Further to the statement Murrindindi Shire Council released on Facebook on 25 January regarding the Yumaanda Gathering, an unauthorised music and cultural event that occurred from 22 – 26 January in Rubicon, I’d like to provide an update to the community about the event, including Council’s response to the breach of the Murrindindi Planning Scheme.
Unfortunately, as previously stated, the event organisers, a not-for-profit music, dance and cultural association, chose not to follow Council’s advice and continued with the event. Based on legal advice, Council had insufficient time to seek and obtain an interim enforcement order from VCAT to stop the event. I was also advised by Victoria Police not to attempt to break-up or stop the event at that very late stage as it could potentially create greater risks for event attendees and the community.
It is unfortunate that the event went ahead without the proper permits in place from Council and other regulatory authorities, including the Country Fire Authority, Victoria Police, the Department of Environment Land, Water and Planning and Goulburn Broken Catchment Authority. Council is not the responsible authority for enforcing COVID-19 restrictions and these matters were referred to the appropriate State Government Department.
Over the weekend of the event, Council officers and Victoria Police patrolled the event. Despite the event proceeding, at all the times the event organisers were co-operative and worked with Council to ensure the health and safety of patrons and to make sure appropriate measures were in place to avoid impacts on the environment. Victoria Police were satisfied at the conclusion of the event that it was managed appropriately and that they would not be pursuing the matter any further.
The land owner has expressed regret and the event organiser has provided a statement to Council acknowledging the breach and the impacts it has had on the community, expressing remorse and a desire to work constructively with Council and the community moving forward.
The landowner will be issued with a written warning. While they relied on the event organisers to ensure compliance with all laws, it is their responsibility as land owners to make sure appropriate permissions have been sought before allowing an event to take place on their land.
The event organisers carry great culpubaility by not contacting Council for relevant approvals prior to the event taking place. While it is recognised that the event organisers had a genuine belief that statutory approvals were not required, there could have been significant impacts to the community. The event raised considerable anxiety within the community with respect to the possible detrimental impacts this event could have relating to noise, fire risk, the spread of COVID-19 and poor patron behaviour.
Additional strain was placed on emergency service agencies, including volunteer-based organisations, and Council to put in place last minute contingencies for patrols and possible emergency response, during what was already shaping up to be a busy long weekend, with high visitation levels and temperatures expected across the Shire.
Fortunately, the event did not result in any significant adverse outcomes.
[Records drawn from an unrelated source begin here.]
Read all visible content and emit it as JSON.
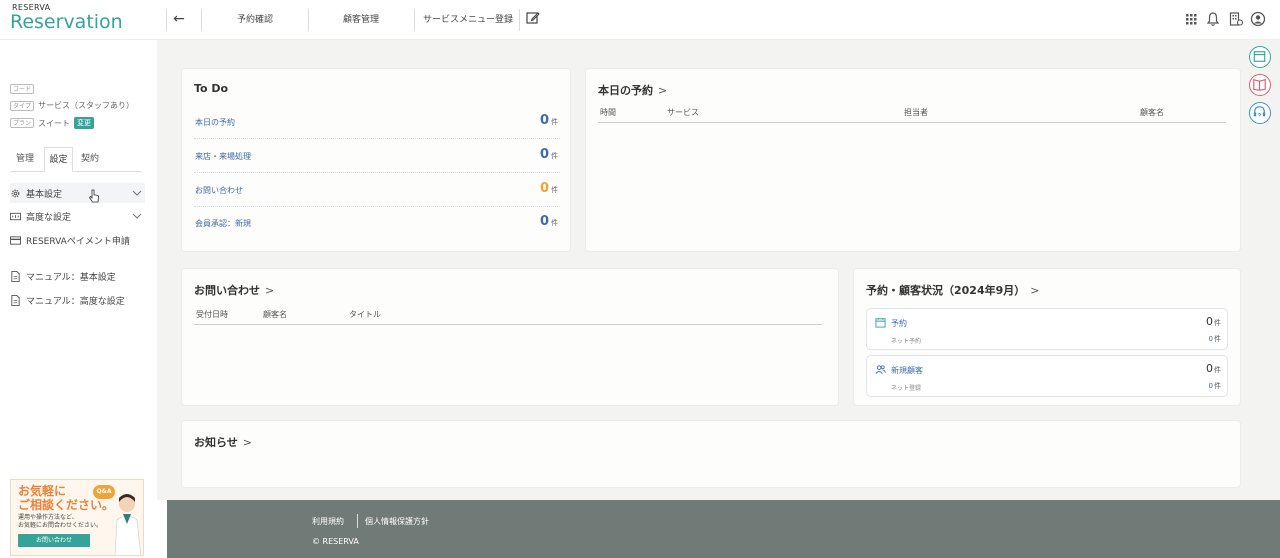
{
  "header": {
    "logo_small": "RESERVA",
    "logo_big": "Reservation",
    "nav": [
      "予約確認",
      "顧客管理",
      "サービスメニュー登録"
    ]
  },
  "sidebar": {
    "meta": [
      {
        "tag": "コード",
        "value": ""
      },
      {
        "tag": "タイプ",
        "value": "サービス（スタッフあり）"
      },
      {
        "tag": "プラン",
        "value": "スイート",
        "button": "変更"
      }
    ],
    "tabs": [
      "管理",
      "設定",
      "契約"
    ],
    "active_tab": "設定",
    "items": [
      {
        "label": "基本設定",
        "icon": "gear-icon"
      },
      {
        "label": "高度な設定",
        "icon": "advanced-settings-icon"
      },
      {
        "label": "RESERVAペイメント申請",
        "icon": "payment-card-icon"
      }
    ],
    "manuals": [
      "マニュアル：基本設定",
      "マニュアル：高度な設定"
    ],
    "banner": {
      "title": "お気軽に\nご相談ください。",
      "sub": "運用や操作方法など、\nお気軽にお問合わせください。",
      "button": "お問い合わせ",
      "badge": "Q&A"
    }
  },
  "todo": {
    "title": "To Do",
    "rows": [
      {
        "label": "本日の予約",
        "value": "0",
        "unit": "件",
        "color": "#3e6aa8"
      },
      {
        "label": "来店・来場処理",
        "value": "0",
        "unit": "件",
        "color": "#3e6aa8"
      },
      {
        "label": "お問い合わせ",
        "value": "0",
        "unit": "件",
        "color": "#f1a33b"
      },
      {
        "label": "会員承認：新規",
        "value": "0",
        "unit": "件",
        "color": "#3e6aa8"
      }
    ]
  },
  "today": {
    "title": "本日の予約",
    "columns": [
      "時間",
      "サービス",
      "担当者",
      "顧客名"
    ]
  },
  "inquiry": {
    "title": "お問い合わせ",
    "columns": [
      "受付日時",
      "顧客名",
      "タイトル"
    ]
  },
  "status": {
    "title": "予約・顧客状況（2024年9月）",
    "rows": [
      {
        "label": "予約",
        "value": "0",
        "unit": "件",
        "sub_label": "ネット予約",
        "sub_value": "0",
        "sub_unit": "件"
      },
      {
        "label": "新規顧客",
        "value": "0",
        "unit": "件",
        "sub_label": "ネット登録",
        "sub_value": "0",
        "sub_unit": "件"
      }
    ]
  },
  "news": {
    "title": "お知らせ"
  },
  "footer": {
    "terms": "利用規約",
    "privacy": "個人情報保護方針",
    "copyright": "© RESERVA"
  },
  "colors": {
    "brand": "#34a399",
    "link": "#3e6aa8",
    "warning": "#f1a33b",
    "footer": "#707a77"
  }
}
Again, while we are disappointed the event proceeded despite Council’s advice, we acknowledge the contrition of the event organisers in respect to the breach and the cooperative attitude that was taken to requests from both Council and Victoria Police.
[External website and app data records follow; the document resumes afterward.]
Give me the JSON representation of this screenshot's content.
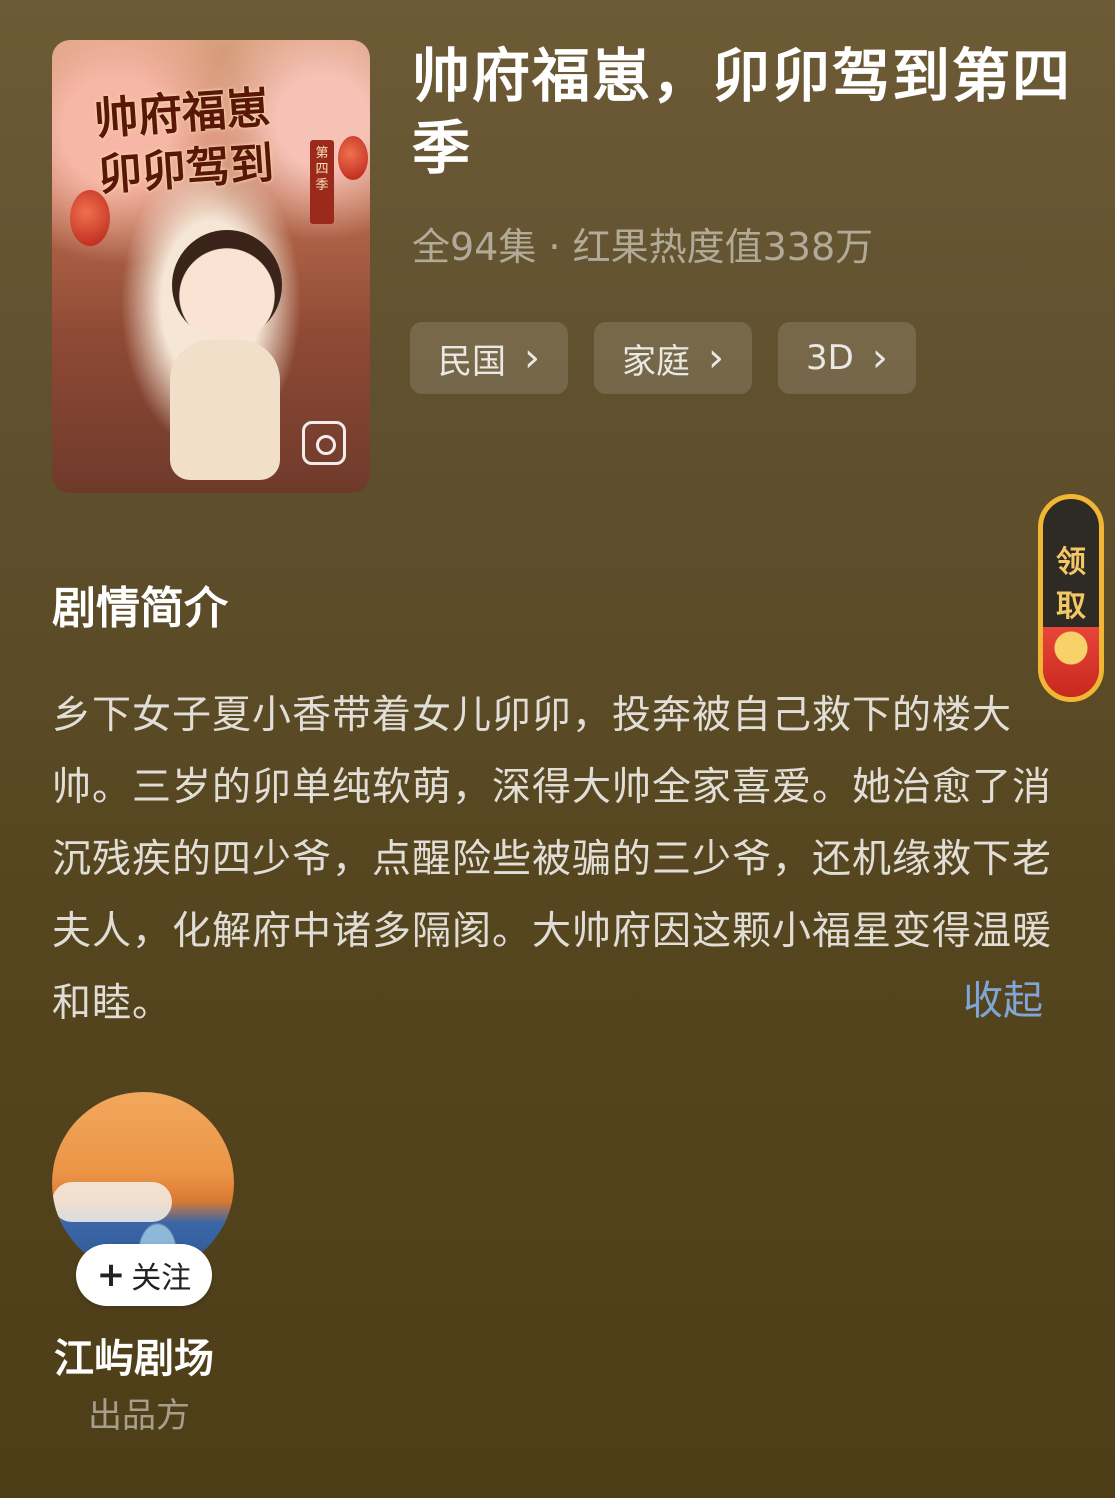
{
  "poster": {
    "title_line1": "帅府福崽",
    "title_line2": "卯卯驾到",
    "badge": "第四季"
  },
  "drama": {
    "title": "帅府福崽，卯卯驾到第四季",
    "meta": "全94集 · 红果热度值338万",
    "tags": [
      {
        "label": "民国"
      },
      {
        "label": "家庭"
      },
      {
        "label": "3D"
      }
    ]
  },
  "claim": {
    "label": "领取"
  },
  "synopsis": {
    "heading": "剧情简介",
    "text": "乡下女子夏小香带着女儿卯卯，投奔被自己救下的楼大帅。三岁的卯单纯软萌，深得大帅全家喜爱。她治愈了消沉残疾的四少爷，点醒险些被骗的三少爷，还机缘救下老夫人，化解府中诸多隔阂。大帅府因这颗小福星变得温暖和睦。",
    "collapse_label": "收起"
  },
  "creator": {
    "follow_plus": "+",
    "follow_label": "关注",
    "name": "江屿剧场",
    "role": "出品方"
  },
  "icons": {
    "tag_chevron": "chevron-right-icon",
    "gallery": "gallery-icon"
  }
}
We also checked with other Council’s where events had been run by the same organisation and received positive references, with no evidence of detrimental community impacts.
Council has concluded that prosecution, with the threat of a very significant monetary penalty and possible conviction, is not the most appopriate outcome for this situation. Based on legal advice received, it was also determined that Council would be unlikely to be successful, in this case, in claiming punative and legal costs which would be sufficient to cover the costs of taking the matter to court.
Instead, the event organisers have agreed to undertake community work under Council’s direction. This will consist of a minimum of 450 hours (the equivalent of one full-time person working for 11 weeks) of environmental works to be undertaken across the Shire. The works will involve native vegetation restoration and weed removal. Other than the cost of plants (which are already sourced by Council), all costs associated with attendance and conduct of the works will be borne by the event organiser. The small cost to Council to organise these works by way of administration will be significantly offset by the benefit to the community.
I see this as an acceptable and proactive outcome that provides some benefit back to the Murrindindi Shire community. It also provides a consequence to the event organisation for the breach of the Murrindindi Planning Scheme.